Savant New York hitman Léon (Jean Reno) runs his professional and personal life with little – if any – emotion. He shuffles desperately through crowds in an attempt to remain unnoticed, and always sleeps in a seated position with a gun at his side.
The character initially appears ‘slow’, until we see him on a job – where he works with cunning and ruthless efficiency.
Léon’s life changes when he decides to help Mathilda (Natalie Portman in her film debut), the 12-year old girl who lives in the apartment next door to his.
While she’s out picking up groceries, Mathilda’s family is murdered by corrupt DEA agents led by Norman Stansfield (Gary Oldman at the peak of his ’90s baddie phase) as retribution for a deal gone bad with her drug-dealing father.
When Mathilda returns, a lookout guards the door to her family’s apartment, but she still manages to glimpse the dead bodies inside.
Coolly pretending to be a neighbour she walks past the carnage and proceeds to knock on Léon’s door.

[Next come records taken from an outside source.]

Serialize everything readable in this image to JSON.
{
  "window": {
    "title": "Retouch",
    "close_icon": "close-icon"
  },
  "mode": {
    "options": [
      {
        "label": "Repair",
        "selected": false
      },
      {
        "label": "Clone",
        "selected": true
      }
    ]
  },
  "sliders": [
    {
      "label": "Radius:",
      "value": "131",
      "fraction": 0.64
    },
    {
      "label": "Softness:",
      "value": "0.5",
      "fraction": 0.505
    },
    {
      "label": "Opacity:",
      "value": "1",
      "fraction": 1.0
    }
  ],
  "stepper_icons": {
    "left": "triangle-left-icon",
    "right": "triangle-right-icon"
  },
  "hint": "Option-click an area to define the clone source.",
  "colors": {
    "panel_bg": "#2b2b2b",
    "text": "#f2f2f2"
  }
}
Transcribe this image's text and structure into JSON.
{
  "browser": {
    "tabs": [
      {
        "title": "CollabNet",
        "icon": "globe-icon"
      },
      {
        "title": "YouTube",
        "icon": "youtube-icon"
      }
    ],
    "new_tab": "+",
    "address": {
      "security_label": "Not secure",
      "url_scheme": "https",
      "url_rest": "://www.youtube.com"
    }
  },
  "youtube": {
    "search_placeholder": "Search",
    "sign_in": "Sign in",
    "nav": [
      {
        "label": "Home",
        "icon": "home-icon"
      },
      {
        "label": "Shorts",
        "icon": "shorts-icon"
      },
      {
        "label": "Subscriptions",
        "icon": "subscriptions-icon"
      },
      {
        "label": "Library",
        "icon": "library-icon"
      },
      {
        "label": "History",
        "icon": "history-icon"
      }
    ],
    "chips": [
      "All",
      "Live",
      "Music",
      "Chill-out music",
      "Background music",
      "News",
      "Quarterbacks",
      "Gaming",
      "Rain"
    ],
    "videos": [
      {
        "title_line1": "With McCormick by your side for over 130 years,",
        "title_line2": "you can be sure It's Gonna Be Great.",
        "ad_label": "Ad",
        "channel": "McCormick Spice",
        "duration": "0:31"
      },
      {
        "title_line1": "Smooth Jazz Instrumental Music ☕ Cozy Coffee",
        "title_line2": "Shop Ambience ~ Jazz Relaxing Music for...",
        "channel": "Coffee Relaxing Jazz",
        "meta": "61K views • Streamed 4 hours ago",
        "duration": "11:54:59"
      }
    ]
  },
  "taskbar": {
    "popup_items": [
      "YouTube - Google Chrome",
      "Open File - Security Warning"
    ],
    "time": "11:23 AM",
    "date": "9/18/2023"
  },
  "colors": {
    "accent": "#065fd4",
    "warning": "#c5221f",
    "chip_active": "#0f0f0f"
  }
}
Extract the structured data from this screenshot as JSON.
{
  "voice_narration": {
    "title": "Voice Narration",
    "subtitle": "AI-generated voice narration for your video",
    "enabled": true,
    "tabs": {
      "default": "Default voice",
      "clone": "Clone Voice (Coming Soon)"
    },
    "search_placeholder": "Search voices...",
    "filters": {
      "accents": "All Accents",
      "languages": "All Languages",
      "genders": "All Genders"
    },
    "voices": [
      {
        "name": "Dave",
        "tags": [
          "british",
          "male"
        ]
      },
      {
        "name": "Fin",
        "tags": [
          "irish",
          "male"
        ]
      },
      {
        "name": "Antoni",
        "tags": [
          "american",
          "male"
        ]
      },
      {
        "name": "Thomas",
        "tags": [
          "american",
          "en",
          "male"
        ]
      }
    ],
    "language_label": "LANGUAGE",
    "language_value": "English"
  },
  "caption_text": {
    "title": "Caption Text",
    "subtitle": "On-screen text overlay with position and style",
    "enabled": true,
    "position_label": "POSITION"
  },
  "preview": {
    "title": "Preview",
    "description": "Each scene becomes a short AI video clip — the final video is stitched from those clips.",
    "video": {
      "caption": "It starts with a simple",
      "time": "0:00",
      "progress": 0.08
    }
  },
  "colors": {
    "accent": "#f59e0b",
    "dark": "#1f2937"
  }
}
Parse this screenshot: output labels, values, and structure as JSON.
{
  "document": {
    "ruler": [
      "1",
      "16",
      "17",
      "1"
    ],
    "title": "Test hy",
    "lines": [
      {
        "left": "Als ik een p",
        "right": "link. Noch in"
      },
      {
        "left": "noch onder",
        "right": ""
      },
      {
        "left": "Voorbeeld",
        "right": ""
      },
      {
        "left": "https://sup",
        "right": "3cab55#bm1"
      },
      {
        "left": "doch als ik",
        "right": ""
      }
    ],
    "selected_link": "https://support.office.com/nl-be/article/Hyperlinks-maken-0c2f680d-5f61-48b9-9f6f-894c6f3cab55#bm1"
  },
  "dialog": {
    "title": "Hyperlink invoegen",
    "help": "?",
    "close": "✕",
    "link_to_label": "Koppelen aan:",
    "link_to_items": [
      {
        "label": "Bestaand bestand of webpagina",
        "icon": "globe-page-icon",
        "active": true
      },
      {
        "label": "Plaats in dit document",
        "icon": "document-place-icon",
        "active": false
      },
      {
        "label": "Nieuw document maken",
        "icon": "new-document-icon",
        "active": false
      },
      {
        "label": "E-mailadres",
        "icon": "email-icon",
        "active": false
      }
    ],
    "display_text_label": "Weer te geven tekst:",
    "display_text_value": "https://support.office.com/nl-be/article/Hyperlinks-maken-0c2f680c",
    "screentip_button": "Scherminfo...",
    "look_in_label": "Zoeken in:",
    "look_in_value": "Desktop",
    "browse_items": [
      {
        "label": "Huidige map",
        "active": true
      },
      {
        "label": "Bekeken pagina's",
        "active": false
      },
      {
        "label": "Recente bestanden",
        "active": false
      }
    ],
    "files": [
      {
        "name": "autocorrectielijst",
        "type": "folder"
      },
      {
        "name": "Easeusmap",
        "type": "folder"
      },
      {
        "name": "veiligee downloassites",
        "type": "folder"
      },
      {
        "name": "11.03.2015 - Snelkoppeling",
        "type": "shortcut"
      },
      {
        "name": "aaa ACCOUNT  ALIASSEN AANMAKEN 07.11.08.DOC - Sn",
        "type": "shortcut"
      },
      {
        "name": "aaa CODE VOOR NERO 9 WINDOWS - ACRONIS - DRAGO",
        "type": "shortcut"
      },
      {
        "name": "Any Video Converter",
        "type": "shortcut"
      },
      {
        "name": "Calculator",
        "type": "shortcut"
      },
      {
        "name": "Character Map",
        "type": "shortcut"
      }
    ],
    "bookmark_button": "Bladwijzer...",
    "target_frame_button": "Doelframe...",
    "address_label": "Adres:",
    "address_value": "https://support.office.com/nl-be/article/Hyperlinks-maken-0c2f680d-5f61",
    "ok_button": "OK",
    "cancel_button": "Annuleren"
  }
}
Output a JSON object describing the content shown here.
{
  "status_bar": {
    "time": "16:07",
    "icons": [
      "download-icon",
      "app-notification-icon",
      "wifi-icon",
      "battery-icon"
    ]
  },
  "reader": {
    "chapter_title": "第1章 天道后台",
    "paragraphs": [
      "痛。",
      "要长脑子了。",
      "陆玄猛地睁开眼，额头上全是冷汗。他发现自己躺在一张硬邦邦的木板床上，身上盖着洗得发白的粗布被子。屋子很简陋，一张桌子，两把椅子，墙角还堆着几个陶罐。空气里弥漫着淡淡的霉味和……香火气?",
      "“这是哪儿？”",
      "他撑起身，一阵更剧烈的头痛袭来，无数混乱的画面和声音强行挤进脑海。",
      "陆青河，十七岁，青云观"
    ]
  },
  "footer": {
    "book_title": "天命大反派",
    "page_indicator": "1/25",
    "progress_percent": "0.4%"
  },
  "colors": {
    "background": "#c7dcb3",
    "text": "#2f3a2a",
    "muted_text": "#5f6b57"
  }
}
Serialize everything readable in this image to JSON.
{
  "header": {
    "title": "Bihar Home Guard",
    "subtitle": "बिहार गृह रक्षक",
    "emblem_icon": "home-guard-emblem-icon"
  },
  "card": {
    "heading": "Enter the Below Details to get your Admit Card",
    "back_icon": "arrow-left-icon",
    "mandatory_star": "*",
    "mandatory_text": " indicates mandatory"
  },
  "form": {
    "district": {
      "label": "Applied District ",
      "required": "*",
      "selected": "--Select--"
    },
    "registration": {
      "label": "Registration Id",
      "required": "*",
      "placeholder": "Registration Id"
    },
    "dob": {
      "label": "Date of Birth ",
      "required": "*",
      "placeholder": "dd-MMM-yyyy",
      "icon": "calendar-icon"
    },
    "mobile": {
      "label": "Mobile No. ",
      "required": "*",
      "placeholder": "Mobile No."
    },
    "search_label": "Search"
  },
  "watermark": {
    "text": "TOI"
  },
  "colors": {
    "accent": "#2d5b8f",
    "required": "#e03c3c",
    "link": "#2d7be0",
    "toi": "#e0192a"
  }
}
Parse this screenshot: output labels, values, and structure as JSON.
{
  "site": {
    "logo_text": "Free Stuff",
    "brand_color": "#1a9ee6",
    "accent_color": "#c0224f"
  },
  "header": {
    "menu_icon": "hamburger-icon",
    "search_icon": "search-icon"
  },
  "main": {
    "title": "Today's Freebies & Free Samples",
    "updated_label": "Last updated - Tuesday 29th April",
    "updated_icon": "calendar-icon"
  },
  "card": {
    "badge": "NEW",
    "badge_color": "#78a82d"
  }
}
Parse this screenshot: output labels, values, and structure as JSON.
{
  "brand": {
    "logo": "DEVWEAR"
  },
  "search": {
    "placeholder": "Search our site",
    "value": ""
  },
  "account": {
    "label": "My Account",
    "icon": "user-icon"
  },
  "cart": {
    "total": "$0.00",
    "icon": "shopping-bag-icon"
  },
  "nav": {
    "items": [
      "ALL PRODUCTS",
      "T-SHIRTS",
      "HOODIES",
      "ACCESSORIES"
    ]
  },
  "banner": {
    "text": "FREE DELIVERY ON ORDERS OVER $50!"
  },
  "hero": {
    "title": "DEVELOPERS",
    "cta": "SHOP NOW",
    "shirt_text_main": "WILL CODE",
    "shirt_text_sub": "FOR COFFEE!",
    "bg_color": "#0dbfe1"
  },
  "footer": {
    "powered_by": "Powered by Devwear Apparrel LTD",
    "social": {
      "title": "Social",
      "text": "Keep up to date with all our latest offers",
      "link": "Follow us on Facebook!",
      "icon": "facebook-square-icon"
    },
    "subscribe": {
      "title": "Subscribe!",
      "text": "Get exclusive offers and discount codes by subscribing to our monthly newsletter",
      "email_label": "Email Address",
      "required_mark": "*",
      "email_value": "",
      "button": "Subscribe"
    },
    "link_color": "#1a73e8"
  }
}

She has only met Léon once or twice but – after building incredible suspense – he decides to let her in.
The rest of the film explores why he made that decision . . .
Lucius Wyatt Cherokee